And it is in this critical area of delivering benefits and value that organisations are now adopting new practices - in essence the definition of success is evolving.

While project success was defined traditionally by on-time and on-budget measures, the definition of success now is meeting promised project benefits - in other words, keeping commitments. …

The rest of this article is only available to active members of Questia

Already a member? Log in now.

Notes for this article

Add a new note
If you are trying to select text to create highlights or citations, remember that you must now click or tap on the first word, and then click or tap on the last word.
One moment ...
Default project is now your active project.
Project items

Items saved from this article

This article has been saved
Highlights (0)
Some of your highlights are legacy items.

Highlights saved before July 30, 2012 will not be displayed on their respective source pages.

You can easily re-create the highlights by opening the book page or article, selecting the text, and clicking “Highlight.”

Citations (0)
Some of your citations are legacy items.

Any citation created before July 30, 2012 will labeled as a “Cited page.” New citations will be saved as cited passages, pages or articles.

We also added the ability to view new citations from your projects or the book or article where you created them.

Notes (0)
Bookmarks (0)

You have no saved items from this article

Project items include:
  • Saved book/article
  • Highlights
  • Quotes/citations
  • Notes
  • Bookmarks
Notes
Cite this article

Cited article

Style
Citations are available only to our active members.
Buy instant access to cite pages or passages in MLA, APA and Chicago citation styles.

(Einhorn, 1992, p. 25)

(Einhorn 25)

1. Lois J. Einhorn, Abraham Lincoln, the Orator: Penetrating the Lincoln Legend (Westport, CT: Greenwood Press, 1992), 25, http://www.questia.com/read/27419298.

Cited article

Key to Project Management Puzzle May Lie in Looking beyond the Traditional
Settings

Settings

Typeface
Text size Smaller Larger Reset View mode
Search within

Search within this article

Look up

Look up a word

  • Dictionary
  • Thesaurus
Please submit a word or phrase above.
Print this page

Print this page

Why can't I print more than one page at a time?

Help
Full screen

matching results for page

    Questia reader help

    How to highlight and cite specific passages

    1. Click or tap the first word you want to select.
    2. Click or tap the last word you want to select, and you’ll see everything in between get selected.
    3. You’ll then get a menu of options like creating a highlight or a citation from that passage of text.

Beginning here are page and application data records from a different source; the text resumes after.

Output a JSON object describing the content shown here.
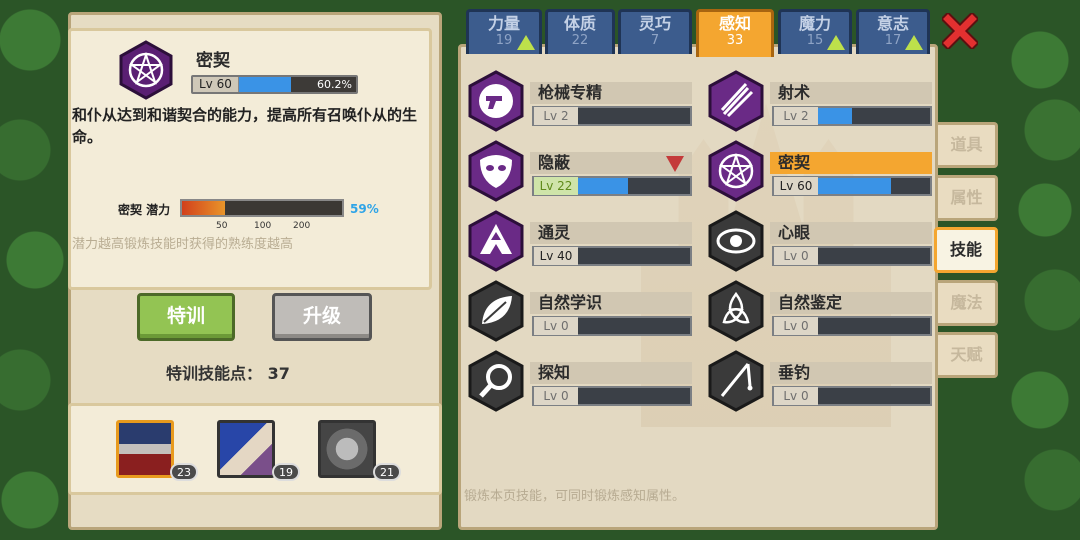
{
  "selected_skill": {
    "name": "密契",
    "level": "Lv 60",
    "progress_text": "60.2%",
    "progress": 0.602,
    "description": "和仆从达到和谐契合的能力，提高所有召唤仆从的生命。",
    "potential_label": "密契 潜力",
    "potential_pct": "59%",
    "potential_fraction": 0.27,
    "potential_ticks": [
      "50",
      "100",
      "200"
    ],
    "potential_hint": "潜力越高锻炼技能时获得的熟练度越高"
  },
  "buttons": {
    "train": "特训",
    "upgrade": "升级"
  },
  "training_points": "特训技能点：  37",
  "party": [
    {
      "name": "member-1",
      "level": "23",
      "selected": true
    },
    {
      "name": "member-2",
      "level": "19",
      "selected": false
    },
    {
      "name": "member-3",
      "level": "21",
      "selected": false
    }
  ],
  "attribute_tabs": [
    {
      "label": "力量",
      "value": "19",
      "upgradable": true,
      "active": false
    },
    {
      "label": "体质",
      "value": "22",
      "upgradable": false,
      "active": false
    },
    {
      "label": "灵巧",
      "value": "7",
      "upgradable": false,
      "active": false
    },
    {
      "label": "感知",
      "value": "33",
      "upgradable": false,
      "active": true
    },
    {
      "label": "魔力",
      "value": "15",
      "upgradable": true,
      "active": false
    },
    {
      "label": "意志",
      "value": "17",
      "upgradable": true,
      "active": false
    }
  ],
  "side_tabs": [
    "道具",
    "属性",
    "技能",
    "魔法",
    "天赋"
  ],
  "active_side_tab": "技能",
  "skills": [
    {
      "name": "枪械专精",
      "level": "Lv 2",
      "progress": 0.0,
      "icon": "pistol-icon"
    },
    {
      "name": "射术",
      "level": "Lv 2",
      "progress": 0.5,
      "icon": "arrows-icon"
    },
    {
      "name": "隐蔽",
      "level": "Lv 22",
      "progress": 0.6,
      "icon": "mask-icon",
      "level_color": "green",
      "marker": "down"
    },
    {
      "name": "密契",
      "level": "Lv 60",
      "progress": 0.75,
      "icon": "pentagram-icon",
      "selected": true
    },
    {
      "name": "通灵",
      "level": "Lv 40",
      "progress": 0.0,
      "icon": "triforce-icon"
    },
    {
      "name": "心眼",
      "level": "Lv 0",
      "progress": 0.0,
      "icon": "vortex-eye-icon"
    },
    {
      "name": "自然学识",
      "level": "Lv 0",
      "progress": 0.0,
      "icon": "leaf-icon"
    },
    {
      "name": "自然鉴定",
      "level": "Lv 0",
      "progress": 0.0,
      "icon": "triquetra-icon"
    },
    {
      "name": "探知",
      "level": "Lv 0",
      "progress": 0.0,
      "icon": "magnifier-icon"
    },
    {
      "name": "垂钓",
      "level": "Lv 0",
      "progress": 0.0,
      "icon": "fishing-rod-icon"
    }
  ],
  "footer_hint": "锻炼本页技能，可同时锻炼感知属性。",
  "colors": {
    "accent_orange": "#f4a630",
    "bar_blue": "#3a93e6",
    "tab_blue": "#3c5c8d",
    "skill_purple": "#6a2a86"
  }
}
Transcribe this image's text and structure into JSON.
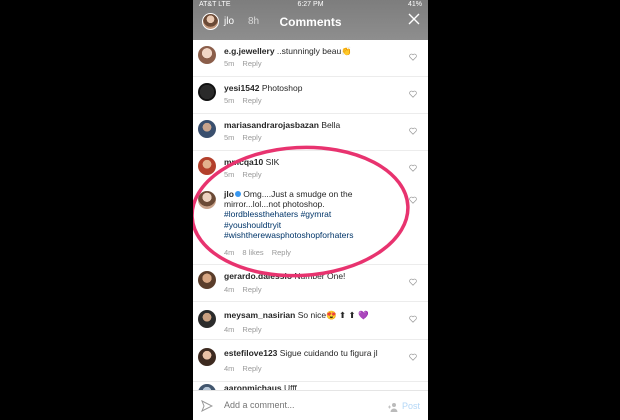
{
  "status_bar": {
    "carrier": "AT&T  LTE",
    "time": "6:27 PM",
    "battery": "41%"
  },
  "header": {
    "title": "Comments",
    "story_user": "jlo",
    "story_age": "8h"
  },
  "comments": [
    {
      "username": "e.g.jewellery",
      "text": " ..stunningly beau👏",
      "time": "5m",
      "reply": "Reply"
    },
    {
      "username": "yesi1542",
      "text": " Photoshop",
      "time": "5m",
      "reply": "Reply"
    },
    {
      "username": "mariasandrarojasbazan",
      "text": " Bella",
      "time": "5m",
      "reply": "Reply"
    },
    {
      "username": "mmcqa10",
      "text": " SIK",
      "time": "5m",
      "reply": "Reply"
    },
    {
      "username": "jlo",
      "verified": true,
      "text": " Omg....Just a smudge on the mirror...lol...not photoshop.",
      "hashtags": [
        "#lordblessthehaters",
        "#gymrat",
        "#youshouldtryit",
        "#wishtherewasphotoshopforhaters"
      ],
      "time": "4m",
      "likes": "8 likes",
      "reply": "Reply"
    },
    {
      "username": "gerardo.dalessio",
      "text": " Number One!",
      "time": "4m",
      "reply": "Reply"
    },
    {
      "username": "meysam_nasirian",
      "text": " So nice😍 ⬆ ⬆ 💜",
      "time": "4m",
      "reply": "Reply"
    },
    {
      "username": "estefilove123",
      "text": " Sigue cuidando tu figura jl",
      "time": "4m",
      "reply": "Reply"
    },
    {
      "username": "aaronmichaus",
      "text": " Ufff"
    }
  ],
  "composer": {
    "placeholder": "Add a comment...",
    "post_label": "Post"
  },
  "colors": {
    "highlight": "#e8336f",
    "link": "#003569",
    "post": "#b4d7f7"
  },
  "icons": {
    "heart": "heart-icon",
    "close": "close-icon",
    "send": "direct-send-icon",
    "add_user": "add-user-icon"
  }
}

    OK, got it!

    Cited passage

    Style
    Citations are available only to our active members.
    Buy instant access to cite pages or passages in MLA, APA and Chicago citation styles.

    "Portraying himself as an honest, ordinary person helped Lincoln identify with his audiences." (Einhorn, 1992, p. 25).

    "Portraying himself as an honest, ordinary person helped Lincoln identify with his audiences." (Einhorn 25)

    "Portraying himself as an honest, ordinary person helped Lincoln identify with his audiences."1

    1. Lois J. Einhorn, Abraham Lincoln, the Orator: Penetrating the Lincoln Legend (Westport, CT: Greenwood Press, 1992), 25, http://www.questia.com/read/27419298.

    Cited passage

    Thanks for trying Questia!

    Please continue trying out our research tools, but please note, full functionality is available only to our active members.

    Your work will be lost once you leave this Web page.

    Buy instant access to save your work.

    Already a member? Log in now.

    Author Advanced search

    Oops!

    An unknown error has occurred. Please click the button below to reload the page. If the problem persists, please try again in a little while.